You may or may not remember this Toronto-based photographer’s name, Tom Ryaboi, but if you follow my Facebook or Twitter, then you must have seen I post a link to one of his popular picture “i’ll make ya famous” that has been featured on multiple blogs and websites. What I didn’t know was that Tom is also a time-lapse shooter, and he recently released a video that has gone viral in the past few days. I have to say, Tom’s attention to detail is top notch, and the video’s composition is flawless. I also agree with a lot of what Tom has to say about shooting time-lapse:
Although timelapse sequences are composed of still images, the methods and processes needed to put together the final video are completely different. After battling with motion control gear, camera settings and aperture flicker for several months, it didn’t feel like I was making any progress. I never had such a hard time capturing a vision with photos. But the more I struggled, the more I was intrigued: how do the greats like Ron Fricke do it?
Coupled with these challenges, this project involved mountain of stairs to climb, quite literally. After joking around with friends, we put together a list of buildings I shot from. Added together, they reach higher than 23,000 feet. If stacked up on top of each other, I’d be facing a hefty Himalayan mountain.
After much frustration, patience, and perseverance I finally felt that I was getting somewhere. The turning point came on Canada Day when I shot my first flawless day to night scene, albeit one that featured an overcast sky. The clip can be seen 1:30 of the video. At a certain point you can actually see some fireworks go off in the background, and that’s what it felt like in my head too.
One thing that shooting a timelapse forces you to do is to look inside: after setting up your shot, there’s often not much you can do for hours, but sit up there and ponder. The relationship between the cold glass, steel and concrete below coupled with the often majestic clouds, sky and sun/moon never ceases to be a source of wonder. The purpose of what you’re doing becomes a frequent question in your mind.

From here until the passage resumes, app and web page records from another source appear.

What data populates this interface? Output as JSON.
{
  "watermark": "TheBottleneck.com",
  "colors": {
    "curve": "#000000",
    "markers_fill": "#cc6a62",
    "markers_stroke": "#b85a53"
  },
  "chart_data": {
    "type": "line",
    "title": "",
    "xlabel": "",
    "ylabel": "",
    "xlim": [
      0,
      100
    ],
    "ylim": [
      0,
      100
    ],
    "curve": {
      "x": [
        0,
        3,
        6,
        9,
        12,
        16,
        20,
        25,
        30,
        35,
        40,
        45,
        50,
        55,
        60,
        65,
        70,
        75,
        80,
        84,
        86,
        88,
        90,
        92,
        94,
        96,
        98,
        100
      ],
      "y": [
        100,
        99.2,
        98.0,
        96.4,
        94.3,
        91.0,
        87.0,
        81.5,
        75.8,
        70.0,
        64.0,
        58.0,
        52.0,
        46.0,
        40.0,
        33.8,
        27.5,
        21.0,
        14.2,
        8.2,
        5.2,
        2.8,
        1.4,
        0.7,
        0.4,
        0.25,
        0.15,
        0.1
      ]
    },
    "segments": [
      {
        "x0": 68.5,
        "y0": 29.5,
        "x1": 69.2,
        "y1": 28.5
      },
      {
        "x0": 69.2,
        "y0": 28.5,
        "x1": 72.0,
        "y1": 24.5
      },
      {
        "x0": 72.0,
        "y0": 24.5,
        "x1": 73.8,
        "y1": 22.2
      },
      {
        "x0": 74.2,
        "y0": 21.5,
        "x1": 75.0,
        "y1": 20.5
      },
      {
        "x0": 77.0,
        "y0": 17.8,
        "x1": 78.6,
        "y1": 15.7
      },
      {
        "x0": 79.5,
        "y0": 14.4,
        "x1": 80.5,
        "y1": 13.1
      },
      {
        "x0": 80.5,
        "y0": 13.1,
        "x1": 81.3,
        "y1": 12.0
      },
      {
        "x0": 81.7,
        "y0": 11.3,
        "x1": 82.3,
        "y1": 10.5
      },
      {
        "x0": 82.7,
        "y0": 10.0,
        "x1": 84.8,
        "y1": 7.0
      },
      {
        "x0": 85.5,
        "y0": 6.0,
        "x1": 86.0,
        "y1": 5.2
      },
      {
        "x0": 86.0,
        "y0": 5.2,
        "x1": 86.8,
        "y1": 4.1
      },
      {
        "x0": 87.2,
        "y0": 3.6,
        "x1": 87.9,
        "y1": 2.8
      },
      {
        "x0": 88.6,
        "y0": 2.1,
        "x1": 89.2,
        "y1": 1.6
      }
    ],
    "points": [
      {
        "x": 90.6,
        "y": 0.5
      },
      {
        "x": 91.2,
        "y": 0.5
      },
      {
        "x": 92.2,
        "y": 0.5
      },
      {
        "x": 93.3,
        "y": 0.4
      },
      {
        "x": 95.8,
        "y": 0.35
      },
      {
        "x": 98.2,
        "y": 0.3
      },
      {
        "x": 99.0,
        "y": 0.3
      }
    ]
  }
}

Take a few minute out of your day and enjoy Tom’s time-lapse below.